Some servants even followed their masters into battle. Yet, such devotion to the old ways died quickly as the servant class became more aware of the world in which they lived. The penny post might have brought down a feudal way of life. Although wages increased significantly in the later part of the 19th Century, it did not guarantee a servants’ loyalty. Also, the lower servants no longer accepted the strict unspoken rules of the household. One might find those below stairs sporting more freely among the servant dichotomy.
This information comes from a website I dearly adore. Wedding Castle – An Online History (KEY PEOPLE: The Life of Victorian Servants). http://www.webspinners.org.uk/weddingtoncastle2/new_page_77.htm
Below are examples of some of the rules that the servants had to follow
1 – When being spoken to, stand still, keeping your hands quiet, and always look at the person speaking.
2 – Never let your voice be heard by the ladies and gentlemen of the household, unless they have spoken directly to you a question or statement which requires a response, at which time, speak as little as possible.
3 – In the presence of your mistress, never speak to another servant or person of your own rank, or to a child, unless only for necessity, and then as little as possible and as quietly as possible.
4 – Never begin to talk to the ladies or gentlemen, unless to deliver a message or to ask a necessary question, and then, do it in as few words as possible.
5 – Whenever possible, items that have been dropped, such as spectacles or handkerchiefs, and other small items, should be returned to their owners on a salver.
6 – Always respond when you have received an order, and always use the proper address: “Sir”, “Ma’am”, “Miss” or “Mrs,” as the case may be.
7 – Never offer your opinion to your employer.
8 – Always “give room”: that is, if you encounter one of your betters in the house or on the stairs, you are to make yourself as invisible as possible, turning yourself toward the wall and averting your eyes.
9 – Except in reply to a salutation offered, never say “good morning” or “good night” to your employer.
10 – If you are required to walk with a lady or gentleman in order to carry packages, or for any other reason, always keep a few paces back.
11 – You are expected to be punctual to your place at mealtime.
12 – You shall not receive any Relative, Visitor or Friend into the house, nor shall you introduce any person into the Servant’s Hall, without the consent of the Butler or Housekeeper.
13 – Followers are strictly forbidden.
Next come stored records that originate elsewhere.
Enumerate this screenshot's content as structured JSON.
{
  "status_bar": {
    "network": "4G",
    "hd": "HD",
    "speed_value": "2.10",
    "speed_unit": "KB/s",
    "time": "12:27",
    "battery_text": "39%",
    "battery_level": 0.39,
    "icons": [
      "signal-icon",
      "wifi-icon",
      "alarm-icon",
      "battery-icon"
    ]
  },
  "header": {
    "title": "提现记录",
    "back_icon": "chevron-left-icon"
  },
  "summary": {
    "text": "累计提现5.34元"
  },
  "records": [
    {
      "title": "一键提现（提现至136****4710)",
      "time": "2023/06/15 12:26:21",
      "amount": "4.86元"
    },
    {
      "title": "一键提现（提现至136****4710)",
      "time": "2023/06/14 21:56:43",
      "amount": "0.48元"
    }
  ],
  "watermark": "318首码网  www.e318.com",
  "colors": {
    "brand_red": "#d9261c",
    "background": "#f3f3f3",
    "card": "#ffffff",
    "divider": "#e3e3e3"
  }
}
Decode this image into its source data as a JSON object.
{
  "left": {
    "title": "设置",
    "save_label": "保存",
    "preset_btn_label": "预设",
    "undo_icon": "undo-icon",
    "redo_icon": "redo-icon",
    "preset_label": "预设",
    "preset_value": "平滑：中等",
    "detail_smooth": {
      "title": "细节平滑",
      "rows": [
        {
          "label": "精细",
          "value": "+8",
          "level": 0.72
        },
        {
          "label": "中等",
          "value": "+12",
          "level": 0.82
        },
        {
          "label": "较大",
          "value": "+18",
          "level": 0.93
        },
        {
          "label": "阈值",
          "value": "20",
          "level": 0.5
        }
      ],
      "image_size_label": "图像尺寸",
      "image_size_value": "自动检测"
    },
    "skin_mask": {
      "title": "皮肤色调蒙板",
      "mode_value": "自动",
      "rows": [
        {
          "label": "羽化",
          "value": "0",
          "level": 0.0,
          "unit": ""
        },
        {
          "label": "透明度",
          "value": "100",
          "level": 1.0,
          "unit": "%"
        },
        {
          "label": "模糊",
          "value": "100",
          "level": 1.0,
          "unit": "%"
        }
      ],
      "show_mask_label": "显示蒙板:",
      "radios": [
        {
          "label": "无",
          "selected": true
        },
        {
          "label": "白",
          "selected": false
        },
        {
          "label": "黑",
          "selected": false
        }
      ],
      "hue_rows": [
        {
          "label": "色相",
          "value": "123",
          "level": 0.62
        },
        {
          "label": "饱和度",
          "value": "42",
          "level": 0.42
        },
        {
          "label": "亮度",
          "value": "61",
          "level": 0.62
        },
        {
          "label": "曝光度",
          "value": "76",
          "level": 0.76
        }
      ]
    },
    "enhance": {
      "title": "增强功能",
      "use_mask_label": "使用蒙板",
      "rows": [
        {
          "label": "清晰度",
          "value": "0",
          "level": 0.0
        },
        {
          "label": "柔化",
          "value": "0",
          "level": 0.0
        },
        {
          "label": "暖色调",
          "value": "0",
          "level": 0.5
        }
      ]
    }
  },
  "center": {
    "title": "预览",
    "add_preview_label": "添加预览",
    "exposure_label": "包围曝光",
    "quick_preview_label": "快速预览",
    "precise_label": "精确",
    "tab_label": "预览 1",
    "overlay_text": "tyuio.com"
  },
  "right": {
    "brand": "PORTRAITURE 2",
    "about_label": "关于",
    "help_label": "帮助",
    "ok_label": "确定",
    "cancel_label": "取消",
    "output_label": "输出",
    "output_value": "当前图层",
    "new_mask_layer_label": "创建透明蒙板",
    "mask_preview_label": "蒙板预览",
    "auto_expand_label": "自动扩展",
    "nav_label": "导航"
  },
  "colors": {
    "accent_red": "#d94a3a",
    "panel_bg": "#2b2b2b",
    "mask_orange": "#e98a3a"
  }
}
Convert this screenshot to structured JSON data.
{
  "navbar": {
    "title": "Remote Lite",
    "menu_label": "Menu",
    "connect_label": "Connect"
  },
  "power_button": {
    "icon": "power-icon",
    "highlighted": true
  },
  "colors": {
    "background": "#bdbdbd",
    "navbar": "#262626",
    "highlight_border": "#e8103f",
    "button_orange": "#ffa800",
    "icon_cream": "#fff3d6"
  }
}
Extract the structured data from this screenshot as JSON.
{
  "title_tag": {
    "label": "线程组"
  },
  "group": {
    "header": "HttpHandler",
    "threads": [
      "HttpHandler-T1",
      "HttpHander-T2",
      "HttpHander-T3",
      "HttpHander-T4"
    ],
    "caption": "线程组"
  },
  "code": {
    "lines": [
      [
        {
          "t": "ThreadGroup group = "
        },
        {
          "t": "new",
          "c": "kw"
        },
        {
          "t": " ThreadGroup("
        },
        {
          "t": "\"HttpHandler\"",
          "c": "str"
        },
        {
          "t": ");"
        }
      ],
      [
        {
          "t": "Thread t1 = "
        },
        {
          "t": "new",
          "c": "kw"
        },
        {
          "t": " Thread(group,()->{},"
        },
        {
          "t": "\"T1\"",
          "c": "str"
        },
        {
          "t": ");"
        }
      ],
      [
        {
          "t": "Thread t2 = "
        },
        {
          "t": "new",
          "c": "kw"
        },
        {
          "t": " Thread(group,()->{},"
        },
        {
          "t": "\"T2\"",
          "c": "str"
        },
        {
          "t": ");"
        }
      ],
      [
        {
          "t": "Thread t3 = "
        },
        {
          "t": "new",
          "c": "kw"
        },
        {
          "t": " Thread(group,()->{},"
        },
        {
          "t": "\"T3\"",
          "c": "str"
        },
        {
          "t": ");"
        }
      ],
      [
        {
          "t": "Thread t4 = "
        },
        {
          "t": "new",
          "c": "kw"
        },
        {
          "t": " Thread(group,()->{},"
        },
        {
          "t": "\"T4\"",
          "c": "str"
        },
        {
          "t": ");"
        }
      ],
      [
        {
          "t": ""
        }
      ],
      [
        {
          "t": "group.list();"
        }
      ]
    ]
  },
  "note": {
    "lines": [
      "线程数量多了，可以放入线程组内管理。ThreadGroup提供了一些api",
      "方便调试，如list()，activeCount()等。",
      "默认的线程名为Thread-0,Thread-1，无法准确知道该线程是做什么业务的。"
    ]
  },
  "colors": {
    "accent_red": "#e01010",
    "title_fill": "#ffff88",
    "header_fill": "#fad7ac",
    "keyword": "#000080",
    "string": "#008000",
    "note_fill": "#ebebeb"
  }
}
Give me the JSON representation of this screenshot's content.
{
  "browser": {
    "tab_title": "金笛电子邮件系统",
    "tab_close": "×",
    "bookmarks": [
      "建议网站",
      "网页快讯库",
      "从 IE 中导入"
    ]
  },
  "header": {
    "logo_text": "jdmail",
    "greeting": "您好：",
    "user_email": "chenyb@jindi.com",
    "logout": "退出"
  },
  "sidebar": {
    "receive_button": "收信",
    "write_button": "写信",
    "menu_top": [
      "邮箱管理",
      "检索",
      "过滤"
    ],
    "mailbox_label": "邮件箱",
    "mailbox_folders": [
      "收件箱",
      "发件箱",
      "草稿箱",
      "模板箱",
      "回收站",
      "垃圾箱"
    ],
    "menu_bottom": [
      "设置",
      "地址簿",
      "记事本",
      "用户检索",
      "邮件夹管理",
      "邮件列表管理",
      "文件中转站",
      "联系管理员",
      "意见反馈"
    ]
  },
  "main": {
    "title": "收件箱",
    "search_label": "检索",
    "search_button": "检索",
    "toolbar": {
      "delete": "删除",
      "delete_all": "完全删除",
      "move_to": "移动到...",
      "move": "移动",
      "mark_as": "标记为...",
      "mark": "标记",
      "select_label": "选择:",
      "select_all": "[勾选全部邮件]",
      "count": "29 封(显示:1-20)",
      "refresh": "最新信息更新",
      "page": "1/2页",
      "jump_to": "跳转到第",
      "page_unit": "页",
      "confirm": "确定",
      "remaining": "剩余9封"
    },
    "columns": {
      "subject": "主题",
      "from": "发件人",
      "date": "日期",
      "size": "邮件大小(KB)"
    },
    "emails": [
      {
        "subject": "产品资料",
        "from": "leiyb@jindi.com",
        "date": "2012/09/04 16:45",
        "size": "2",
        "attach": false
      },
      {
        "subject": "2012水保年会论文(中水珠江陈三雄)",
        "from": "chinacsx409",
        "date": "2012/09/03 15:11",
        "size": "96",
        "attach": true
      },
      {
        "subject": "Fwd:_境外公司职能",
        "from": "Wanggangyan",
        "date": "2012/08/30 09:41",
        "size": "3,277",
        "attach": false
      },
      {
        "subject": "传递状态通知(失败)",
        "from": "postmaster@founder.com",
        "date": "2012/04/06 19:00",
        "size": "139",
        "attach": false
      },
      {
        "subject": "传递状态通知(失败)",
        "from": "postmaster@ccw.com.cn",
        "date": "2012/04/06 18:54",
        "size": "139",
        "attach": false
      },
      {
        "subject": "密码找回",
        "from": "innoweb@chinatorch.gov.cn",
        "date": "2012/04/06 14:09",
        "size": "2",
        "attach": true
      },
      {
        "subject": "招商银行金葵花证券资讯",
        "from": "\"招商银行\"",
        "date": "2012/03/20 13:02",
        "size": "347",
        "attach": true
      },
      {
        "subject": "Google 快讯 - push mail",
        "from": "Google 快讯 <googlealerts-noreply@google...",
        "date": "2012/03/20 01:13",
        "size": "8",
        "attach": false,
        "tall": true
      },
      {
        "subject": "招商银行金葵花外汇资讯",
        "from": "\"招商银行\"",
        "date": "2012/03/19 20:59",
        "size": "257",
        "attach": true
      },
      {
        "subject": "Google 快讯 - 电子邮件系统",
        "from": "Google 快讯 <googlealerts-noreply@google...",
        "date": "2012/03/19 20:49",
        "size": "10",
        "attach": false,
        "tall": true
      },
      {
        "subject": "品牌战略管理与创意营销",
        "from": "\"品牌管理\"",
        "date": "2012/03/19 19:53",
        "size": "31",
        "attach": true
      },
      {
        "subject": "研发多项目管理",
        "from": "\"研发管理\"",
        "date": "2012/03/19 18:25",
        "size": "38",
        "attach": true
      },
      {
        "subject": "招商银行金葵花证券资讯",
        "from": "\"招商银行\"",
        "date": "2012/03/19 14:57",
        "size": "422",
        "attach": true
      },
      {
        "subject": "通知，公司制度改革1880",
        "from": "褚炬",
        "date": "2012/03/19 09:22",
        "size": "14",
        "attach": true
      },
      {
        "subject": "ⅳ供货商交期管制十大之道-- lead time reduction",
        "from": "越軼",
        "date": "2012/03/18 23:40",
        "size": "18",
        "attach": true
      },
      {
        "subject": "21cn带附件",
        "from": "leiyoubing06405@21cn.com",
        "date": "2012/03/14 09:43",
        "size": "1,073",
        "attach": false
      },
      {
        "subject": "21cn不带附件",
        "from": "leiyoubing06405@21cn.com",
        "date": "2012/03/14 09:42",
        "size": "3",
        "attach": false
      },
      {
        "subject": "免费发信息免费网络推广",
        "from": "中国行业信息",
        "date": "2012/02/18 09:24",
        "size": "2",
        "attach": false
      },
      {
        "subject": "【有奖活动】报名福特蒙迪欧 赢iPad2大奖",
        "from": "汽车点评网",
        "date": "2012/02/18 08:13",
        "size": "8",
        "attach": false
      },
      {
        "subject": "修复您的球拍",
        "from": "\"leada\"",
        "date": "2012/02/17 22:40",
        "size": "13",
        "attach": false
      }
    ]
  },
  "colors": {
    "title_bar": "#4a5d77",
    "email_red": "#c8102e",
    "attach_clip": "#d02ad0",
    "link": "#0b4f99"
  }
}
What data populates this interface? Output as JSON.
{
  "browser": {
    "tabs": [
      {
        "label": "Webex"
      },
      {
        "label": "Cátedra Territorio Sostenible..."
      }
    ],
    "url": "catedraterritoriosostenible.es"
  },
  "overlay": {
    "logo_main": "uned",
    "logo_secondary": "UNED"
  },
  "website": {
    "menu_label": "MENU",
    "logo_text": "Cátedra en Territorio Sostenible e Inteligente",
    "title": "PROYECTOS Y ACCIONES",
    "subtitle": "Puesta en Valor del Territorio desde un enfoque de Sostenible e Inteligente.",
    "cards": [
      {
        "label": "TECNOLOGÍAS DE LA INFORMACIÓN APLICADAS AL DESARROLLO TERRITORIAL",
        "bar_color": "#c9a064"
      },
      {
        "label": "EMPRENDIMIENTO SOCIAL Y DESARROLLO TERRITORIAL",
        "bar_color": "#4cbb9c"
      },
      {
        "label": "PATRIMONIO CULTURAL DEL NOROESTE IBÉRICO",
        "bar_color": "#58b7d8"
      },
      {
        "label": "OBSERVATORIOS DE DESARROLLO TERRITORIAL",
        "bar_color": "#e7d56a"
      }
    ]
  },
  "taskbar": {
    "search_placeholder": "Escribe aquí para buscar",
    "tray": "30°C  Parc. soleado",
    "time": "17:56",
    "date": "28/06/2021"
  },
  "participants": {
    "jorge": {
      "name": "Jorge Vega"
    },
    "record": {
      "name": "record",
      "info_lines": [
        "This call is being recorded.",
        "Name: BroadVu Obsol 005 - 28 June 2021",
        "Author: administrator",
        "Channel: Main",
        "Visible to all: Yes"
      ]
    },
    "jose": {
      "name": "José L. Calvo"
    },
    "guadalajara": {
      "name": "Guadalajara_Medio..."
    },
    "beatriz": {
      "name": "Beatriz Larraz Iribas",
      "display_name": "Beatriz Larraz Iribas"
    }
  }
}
Any member of the female staff who is found to be fraternizing shall be immediately dismissed.
14 – Expect that any breakages or damages in the house shall be deducted from your wages.
In Victorian times, live-in servants, who had all their expenses (food, lodging, clothes etc) taken care of, earned as little as £10 a year, (which is only the equivalent of £77 in today’s money).
Here is a list of the average wages of servants (figures collected by the Board of Trade in the 1890s).
Between Maid £10, 7s
Scullery Maid £13
Kitchen Maid £15
Housemaid £16, 2s
Parlour Maid £20, 6s
Cook £20, 2s
Lady’s Maid £24, 7s
Cook / Housekeeper £35, 6s
Housekeeper £52, 5s
In 1888 Butlers earned £45 per annum and had no expenses except clothes. They would make up their income from such perks as tradesman offering discounts to receive continued orders. Butlers would also collect the end of candles and one bottle of wine for every six opened.